Content starts
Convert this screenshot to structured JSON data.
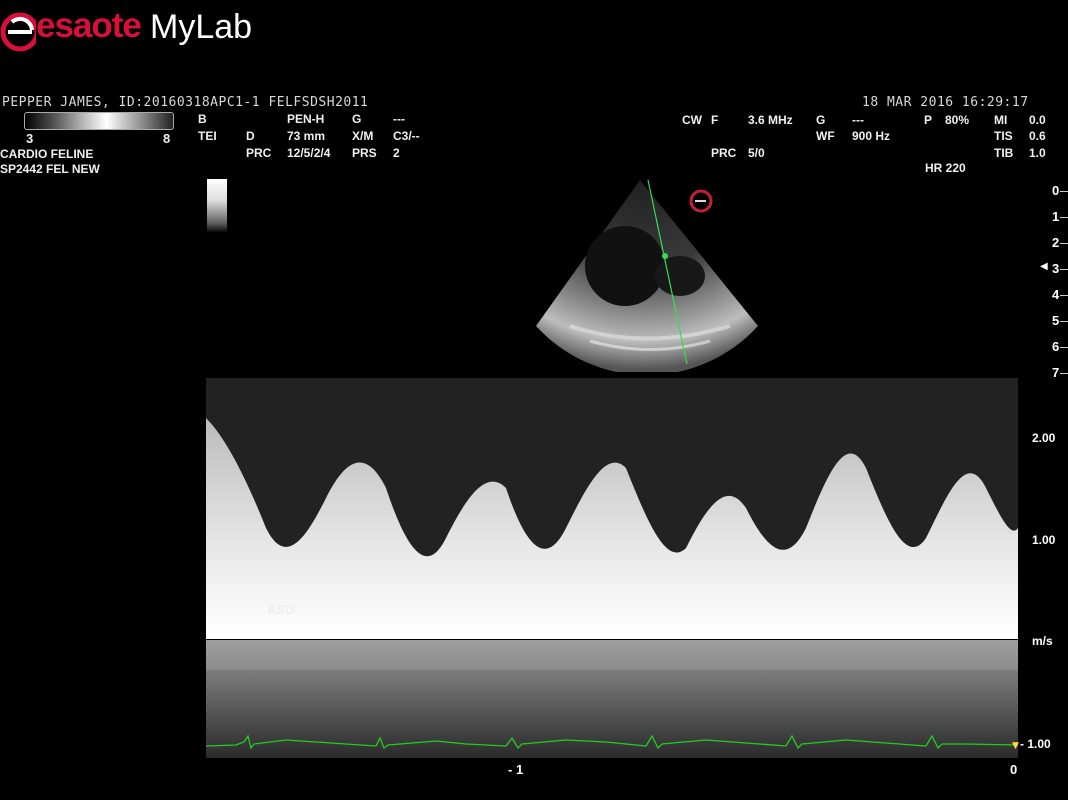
{
  "logo": {
    "brand": "esaote",
    "product": "MyLab",
    "brand_color": "#d6103a"
  },
  "patient": {
    "line": "PEPPER JAMES, ID:20160318APC1-1  FELFSDSH2011"
  },
  "datetime": {
    "line": "18  MAR  2016 16:29:17"
  },
  "gray_scale": {
    "min": "3",
    "max": "8"
  },
  "preset": {
    "line1": "CARDIO FELINE",
    "line2": "SP2442  FEL NEW"
  },
  "bmode": {
    "mode": "B",
    "tei": "TEI",
    "d": "D",
    "prc": "PRC",
    "probe": "PEN-H",
    "depth": "73 mm",
    "prc_val": "12/5/2/4",
    "g": "G",
    "xm": "X/M",
    "prs": "PRS",
    "g_val": "---",
    "xm_val": "C3/--",
    "prs_val": "2"
  },
  "cw": {
    "mode": "CW",
    "f": "F",
    "freq": "3.6 MHz",
    "g": "G",
    "g_val": "---",
    "wf": "WF",
    "wf_val": "900 Hz",
    "prc": "PRC",
    "prc_val": "5/0"
  },
  "output": {
    "p": "P",
    "p_val": "80%",
    "mi": "MI",
    "mi_val": "0.0",
    "tis": "TIS",
    "tis_val": "0.6",
    "tib": "TIB",
    "tib_val": "1.0"
  },
  "hr": "HR 220",
  "depth_scale": [
    "0",
    "1",
    "2",
    "3",
    "4",
    "5",
    "6",
    "7"
  ],
  "velocity_scale": {
    "v2": "2.00",
    "v1": "1.00",
    "unit": "m/s",
    "vneg": "- 1.00"
  },
  "time_scale": {
    "t1": "- 1",
    "t0": "0"
  },
  "annotation": "ASD",
  "colors": {
    "ecg": "#22cc22",
    "cursor": "#33dd55"
  }
}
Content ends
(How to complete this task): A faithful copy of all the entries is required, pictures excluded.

(Reply to the exercise):
Convert this screenshot to structured JSON data.
{
  "logo": {
    "brand": "esaote",
    "product": "MyLab",
    "brand_color": "#d6103a"
  },
  "patient": {
    "line": "PEPPER JAMES, ID:20160318APC1-1  FELFSDSH2011"
  },
  "datetime": {
    "line": "18  MAR  2016 16:29:17"
  },
  "gray_scale": {
    "min": "3",
    "max": "8"
  },
  "preset": {
    "line1": "CARDIO FELINE",
    "line2": "SP2442  FEL NEW"
  },
  "bmode": {
    "mode": "B",
    "tei": "TEI",
    "d": "D",
    "prc": "PRC",
    "probe": "PEN-H",
    "depth": "73 mm",
    "prc_val": "12/5/2/4",
    "g": "G",
    "xm": "X/M",
    "prs": "PRS",
    "g_val": "---",
    "xm_val": "C3/--",
    "prs_val": "2"
  },
  "cw": {
    "mode": "CW",
    "f": "F",
    "freq": "3.6 MHz",
    "g": "G",
    "g_val": "---",
    "wf": "WF",
    "wf_val": "900 Hz",
    "prc": "PRC",
    "prc_val": "5/0"
  },
  "output": {
    "p": "P",
    "p_val": "80%",
    "mi": "MI",
    "mi_val": "0.0",
    "tis": "TIS",
    "tis_val": "0.6",
    "tib": "TIB",
    "tib_val": "1.0"
  },
  "hr": "HR 220",
  "depth_scale": [
    "0",
    "1",
    "2",
    "3",
    "4",
    "5",
    "6",
    "7"
  ],
  "velocity_scale": {
    "v2": "2.00",
    "v1": "1.00",
    "unit": "m/s",
    "vneg": "- 1.00"
  },
  "time_scale": {
    "t1": "- 1",
    "t0": "0"
  },
  "annotation": "ASD",
  "colors": {
    "ecg": "#22cc22",
    "cursor": "#33dd55"
  }
}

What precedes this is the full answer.